Segment Start: Data extracts
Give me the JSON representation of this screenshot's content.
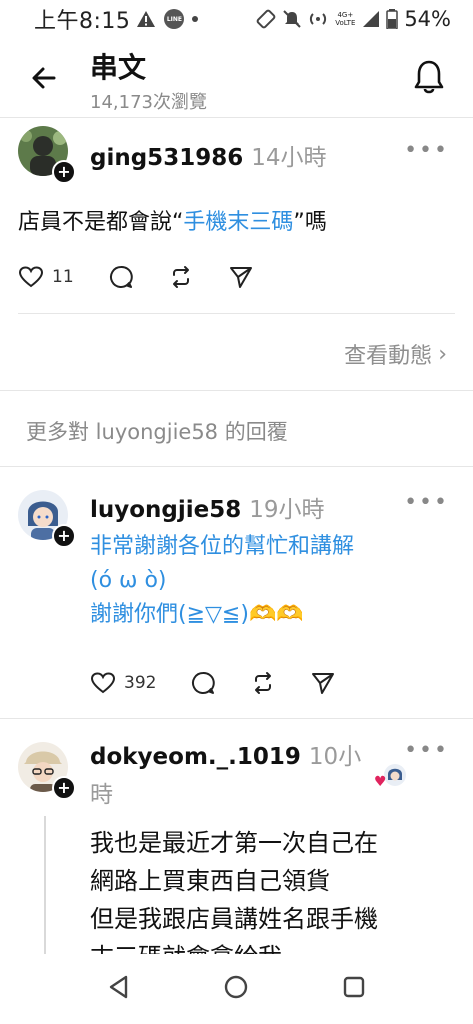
{
  "status_bar": {
    "time": "上午8:15",
    "battery": "54%",
    "line_badge": "LINE",
    "lte_badge": "4G+ VoLTE"
  },
  "header": {
    "title": "串文",
    "views": "14,173次瀏覽"
  },
  "post1": {
    "username": "ging531986",
    "time": "14小時",
    "text_before": "店員不是都會說“",
    "text_link": "手機末三碼",
    "text_after": "”嗎",
    "likes": "11"
  },
  "see_activity": {
    "label": "查看動態",
    "chevron": "›"
  },
  "more_replies_label": "更多對 luyongjie58 的回覆",
  "post2": {
    "username": "luyongjie58",
    "time": "19小時",
    "lines": [
      "非常謝謝各位的幫忙和講解",
      "(ó ω ò)",
      "謝謝你們(≧▽≦)🫶🫶"
    ],
    "likes": "392"
  },
  "post3": {
    "username": "dokyeom._.1019",
    "time_line1": "10小",
    "time_line2": "時",
    "lines": [
      "我也是最近才第一次自己在",
      "網路上買東西自己領貨",
      "但是我跟店員講姓名跟手機",
      "末三碼就會拿給我"
    ]
  },
  "common": {
    "more": "•••",
    "plus": "+"
  },
  "colors": {
    "link": "#2f8fe0",
    "muted": "#8a8a8a",
    "heart": "#e0245e"
  },
  "icons": [
    "back-arrow-icon",
    "bell-icon",
    "heart-icon",
    "comment-icon",
    "repost-icon",
    "share-icon",
    "plus-icon",
    "nav-back-icon",
    "nav-home-icon",
    "nav-recents-icon"
  ]
}
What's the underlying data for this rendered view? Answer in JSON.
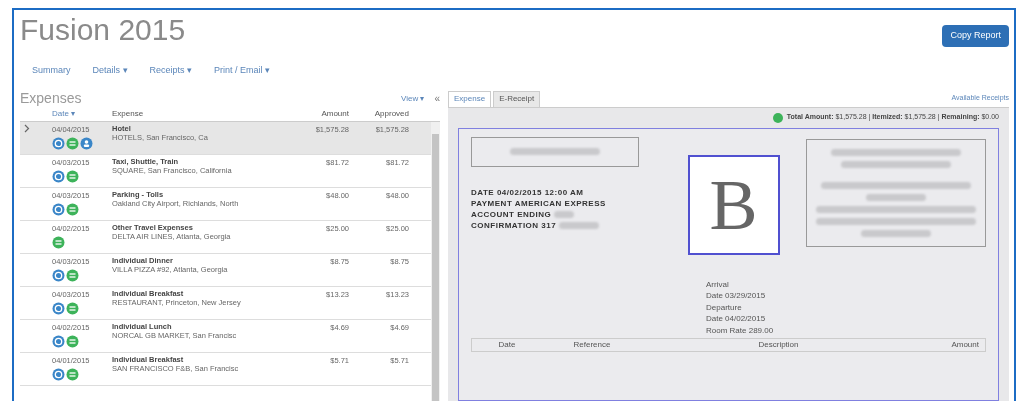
{
  "title": "Fusion 2015",
  "action_button": "Copy Report",
  "nav": [
    "Summary",
    "Details ▾",
    "Receipts ▾",
    "Print / Email ▾"
  ],
  "expenses": {
    "heading": "Expenses",
    "view": "View ▾",
    "collapse": "«",
    "columns": [
      "Date ▾",
      "Expense",
      "Amount",
      "Approved"
    ],
    "rows": [
      {
        "date": "04/04/2015",
        "type": "Hotel",
        "vendor": "HOTELS, San Francisco, Ca",
        "amount": "$1,575.28",
        "approved": "$1,575.28",
        "selected": true,
        "icons": [
          {
            "kind": "receipt"
          },
          {
            "kind": "itemized"
          },
          {
            "kind": "attendee"
          }
        ]
      },
      {
        "date": "04/03/2015",
        "type": "Taxi, Shuttle, Train",
        "vendor": "SQUARE, San Francisco, California",
        "amount": "$81.72",
        "approved": "$81.72",
        "selected": false,
        "icons": [
          {
            "kind": "receipt"
          },
          {
            "kind": "itemized"
          }
        ]
      },
      {
        "date": "04/03/2015",
        "type": "Parking - Tolls",
        "vendor": "Oakland City Airport, Richlands, North",
        "amount": "$48.00",
        "approved": "$48.00",
        "selected": false,
        "icons": [
          {
            "kind": "receipt"
          },
          {
            "kind": "itemized"
          }
        ]
      },
      {
        "date": "04/02/2015",
        "type": "Other Travel Expenses",
        "vendor": "DELTA AIR LINES, Atlanta, Georgia",
        "amount": "$25.00",
        "approved": "$25.00",
        "selected": false,
        "icons": [
          {
            "kind": "itemized"
          }
        ]
      },
      {
        "date": "04/03/2015",
        "type": "Individual Dinner",
        "vendor": "VILLA PIZZA #92, Atlanta, Georgia",
        "amount": "$8.75",
        "approved": "$8.75",
        "selected": false,
        "icons": [
          {
            "kind": "receipt"
          },
          {
            "kind": "itemized"
          }
        ]
      },
      {
        "date": "04/03/2015",
        "type": "Individual Breakfast",
        "vendor": "RESTAURANT, Princeton, New Jersey",
        "amount": "$13.23",
        "approved": "$13.23",
        "selected": false,
        "icons": [
          {
            "kind": "receipt"
          },
          {
            "kind": "itemized"
          }
        ]
      },
      {
        "date": "04/02/2015",
        "type": "Individual Lunch",
        "vendor": "NORCAL GB MARKET, San Francisc",
        "amount": "$4.69",
        "approved": "$4.69",
        "selected": false,
        "icons": [
          {
            "kind": "receipt"
          },
          {
            "kind": "itemized"
          }
        ]
      },
      {
        "date": "04/01/2015",
        "type": "Individual Breakfast",
        "vendor": "SAN FRANCISCO F&B, San Francisc",
        "amount": "$5.71",
        "approved": "$5.71",
        "selected": false,
        "icons": [
          {
            "kind": "receipt"
          },
          {
            "kind": "itemized"
          }
        ]
      }
    ]
  },
  "detail": {
    "tabs": [
      {
        "label": "Expense",
        "selected": false
      },
      {
        "label": "E-Receipt",
        "selected": true
      }
    ],
    "available_link": "Available Receipts",
    "totals": "**Total Amount:** $1,575.28 | **Itemized:** $1,575.28 | **Remaining:** $0.00",
    "receipt": {
      "payment_lines": [
        "DATE 04/02/2015 12:00 AM",
        "PAYMENT AMERICAN EXPRESS",
        "ACCOUNT ENDING",
        "CONFIRMATION 317"
      ],
      "logo_letter": "B",
      "stay_lines": [
        "Arrival",
        "Date 03/29/2015",
        "Departure",
        "Date 04/02/2015",
        "Room Rate 289.00"
      ],
      "columns": [
        "Date",
        "Reference",
        "Description",
        "Amount"
      ]
    }
  }
}
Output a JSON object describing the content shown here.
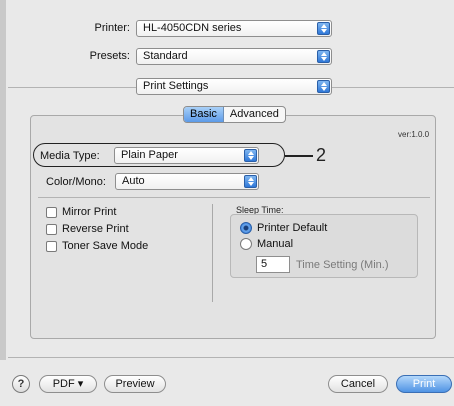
{
  "header": {
    "printer_label": "Printer:",
    "printer_value": "HL-4050CDN series",
    "presets_label": "Presets:",
    "presets_value": "Standard",
    "panel_value": "Print Settings"
  },
  "tabs": [
    {
      "label": "Basic"
    },
    {
      "label": "Advanced"
    }
  ],
  "version": "ver:1.0.0",
  "media_type": {
    "label": "Media Type:",
    "value": "Plain Paper"
  },
  "color_mono": {
    "label": "Color/Mono:",
    "value": "Auto"
  },
  "callout": {
    "number": "2"
  },
  "checkboxes": [
    {
      "label": "Mirror Print",
      "checked": false
    },
    {
      "label": "Reverse Print",
      "checked": false
    },
    {
      "label": "Toner Save Mode",
      "checked": false
    }
  ],
  "sleep_time": {
    "label": "Sleep Time:",
    "options": [
      {
        "label": "Printer Default",
        "selected": true
      },
      {
        "label": "Manual",
        "selected": false
      }
    ],
    "minutes_value": "5",
    "minutes_hint": "Time Setting (Min.)"
  },
  "footer": {
    "help_label": "?",
    "pdf_label": "PDF ▾",
    "preview_label": "Preview",
    "cancel_label": "Cancel",
    "print_label": "Print"
  },
  "colors": {
    "accent": "#3b7fdb",
    "window_bg": "#e9e9e9",
    "group_bg": "#e3e3e3"
  }
}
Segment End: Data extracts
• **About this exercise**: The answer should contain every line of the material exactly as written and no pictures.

• **Written reply**:
Give me the JSON representation of this screenshot's content.
{
  "status_bar": {
    "time": "上午8:15",
    "battery": "54%",
    "line_badge": "LINE",
    "lte_badge": "4G+ VoLTE"
  },
  "header": {
    "title": "串文",
    "views": "14,173次瀏覽"
  },
  "post1": {
    "username": "ging531986",
    "time": "14小時",
    "text_before": "店員不是都會說“",
    "text_link": "手機末三碼",
    "text_after": "”嗎",
    "likes": "11"
  },
  "see_activity": {
    "label": "查看動態",
    "chevron": "›"
  },
  "more_replies_label": "更多對 luyongjie58 的回覆",
  "post2": {
    "username": "luyongjie58",
    "time": "19小時",
    "lines": [
      "非常謝謝各位的幫忙和講解",
      "(ó ω ò)",
      "謝謝你們(≧▽≦)🫶🫶"
    ],
    "likes": "392"
  },
  "post3": {
    "username": "dokyeom._.1019",
    "time_line1": "10小",
    "time_line2": "時",
    "lines": [
      "我也是最近才第一次自己在",
      "網路上買東西自己領貨",
      "但是我跟店員講姓名跟手機",
      "末三碼就會拿給我"
    ]
  },
  "common": {
    "more": "•••",
    "plus": "+"
  },
  "colors": {
    "link": "#2f8fe0",
    "muted": "#8a8a8a",
    "heart": "#e0245e"
  },
  "icons": [
    "back-arrow-icon",
    "bell-icon",
    "heart-icon",
    "comment-icon",
    "repost-icon",
    "share-icon",
    "plus-icon",
    "nav-back-icon",
    "nav-home-icon",
    "nav-recents-icon"
  ]
}
What's the underlying data for this rendered view? Answer in JSON.
{
  "title": "Fusion 2015",
  "action_button": "Copy Report",
  "nav": [
    "Summary",
    "Details ▾",
    "Receipts ▾",
    "Print / Email ▾"
  ],
  "expenses": {
    "heading": "Expenses",
    "view": "View ▾",
    "collapse": "«",
    "columns": [
      "Date ▾",
      "Expense",
      "Amount",
      "Approved"
    ],
    "rows": [
      {
        "date": "04/04/2015",
        "type": "Hotel",
        "vendor": "HOTELS, San Francisco, Ca",
        "amount": "$1,575.28",
        "approved": "$1,575.28",
        "selected": true,
        "icons": [
          {
            "kind": "receipt"
          },
          {
            "kind": "itemized"
          },
          {
            "kind": "attendee"
          }
        ]
      },
      {
        "date": "04/03/2015",
        "type": "Taxi, Shuttle, Train",
        "vendor": "SQUARE, San Francisco, California",
        "amount": "$81.72",
        "approved": "$81.72",
        "selected": false,
        "icons": [
          {
            "kind": "receipt"
          },
          {
            "kind": "itemized"
          }
        ]
      },
      {
        "date": "04/03/2015",
        "type": "Parking - Tolls",
        "vendor": "Oakland City Airport, Richlands, North",
        "amount": "$48.00",
        "approved": "$48.00",
        "selected": false,
        "icons": [
          {
            "kind": "receipt"
          },
          {
            "kind": "itemized"
          }
        ]
      },
      {
        "date": "04/02/2015",
        "type": "Other Travel Expenses",
        "vendor": "DELTA AIR LINES, Atlanta, Georgia",
        "amount": "$25.00",
        "approved": "$25.00",
        "selected": false,
        "icons": [
          {
            "kind": "itemized"
          }
        ]
      },
      {
        "date": "04/03/2015",
        "type": "Individual Dinner",
        "vendor": "VILLA PIZZA #92, Atlanta, Georgia",
        "amount": "$8.75",
        "approved": "$8.75",
        "selected": false,
        "icons": [
          {
            "kind": "receipt"
          },
          {
            "kind": "itemized"
          }
        ]
      },
      {
        "date": "04/03/2015",
        "type": "Individual Breakfast",
        "vendor": "RESTAURANT, Princeton, New Jersey",
        "amount": "$13.23",
        "approved": "$13.23",
        "selected": false,
        "icons": [
          {
            "kind": "receipt"
          },
          {
            "kind": "itemized"
          }
        ]
      },
      {
        "date": "04/02/2015",
        "type": "Individual Lunch",
        "vendor": "NORCAL GB MARKET, San Francisc",
        "amount": "$4.69",
        "approved": "$4.69",
        "selected": false,
        "icons": [
          {
            "kind": "receipt"
          },
          {
            "kind": "itemized"
          }
        ]
      },
      {
        "date": "04/01/2015",
        "type": "Individual Breakfast",
        "vendor": "SAN FRANCISCO F&B, San Francisc",
        "amount": "$5.71",
        "approved": "$5.71",
        "selected": false,
        "icons": [
          {
            "kind": "receipt"
          },
          {
            "kind": "itemized"
          }
        ]
      }
    ]
  },
  "detail": {
    "tabs": [
      {
        "label": "Expense",
        "selected": false
      },
      {
        "label": "E-Receipt",
        "selected": true
      }
    ],
    "available_link": "Available Receipts",
    "totals": "**Total Amount:** $1,575.28 | **Itemized:** $1,575.28 | **Remaining:** $0.00",
    "receipt": {
      "payment_lines": [
        "DATE 04/02/2015 12:00 AM",
        "PAYMENT AMERICAN EXPRESS",
        "ACCOUNT ENDING",
        "CONFIRMATION 317"
      ],
      "logo_letter": "B",
      "stay_lines": [
        "Arrival",
        "Date 03/29/2015",
        "Departure",
        "Date 04/02/2015",
        "Room Rate 289.00"
      ],
      "columns": [
        "Date",
        "Reference",
        "Description",
        "Amount"
      ]
    }
  }
}
Output a JSON object describing the content shown here.
{
  "header": {
    "printer_label": "Printer:",
    "printer_value": "HL-4050CDN series",
    "presets_label": "Presets:",
    "presets_value": "Standard",
    "panel_value": "Print Settings"
  },
  "tabs": [
    {
      "label": "Basic"
    },
    {
      "label": "Advanced"
    }
  ],
  "version": "ver:1.0.0",
  "media_type": {
    "label": "Media Type:",
    "value": "Plain Paper"
  },
  "color_mono": {
    "label": "Color/Mono:",
    "value": "Auto"
  },
  "callout": {
    "number": "2"
  },
  "checkboxes": [
    {
      "label": "Mirror Print",
      "checked": false
    },
    {
      "label": "Reverse Print",
      "checked": false
    },
    {
      "label": "Toner Save Mode",
      "checked": false
    }
  ],
  "sleep_time": {
    "label": "Sleep Time:",
    "options": [
      {
        "label": "Printer Default",
        "selected": true
      },
      {
        "label": "Manual",
        "selected": false
      }
    ],
    "minutes_value": "5",
    "minutes_hint": "Time Setting (Min.)"
  },
  "footer": {
    "help_label": "?",
    "pdf_label": "PDF ▾",
    "preview_label": "Preview",
    "cancel_label": "Cancel",
    "print_label": "Print"
  },
  "colors": {
    "accent": "#3b7fdb",
    "window_bg": "#e9e9e9",
    "group_bg": "#e3e3e3"
  }
}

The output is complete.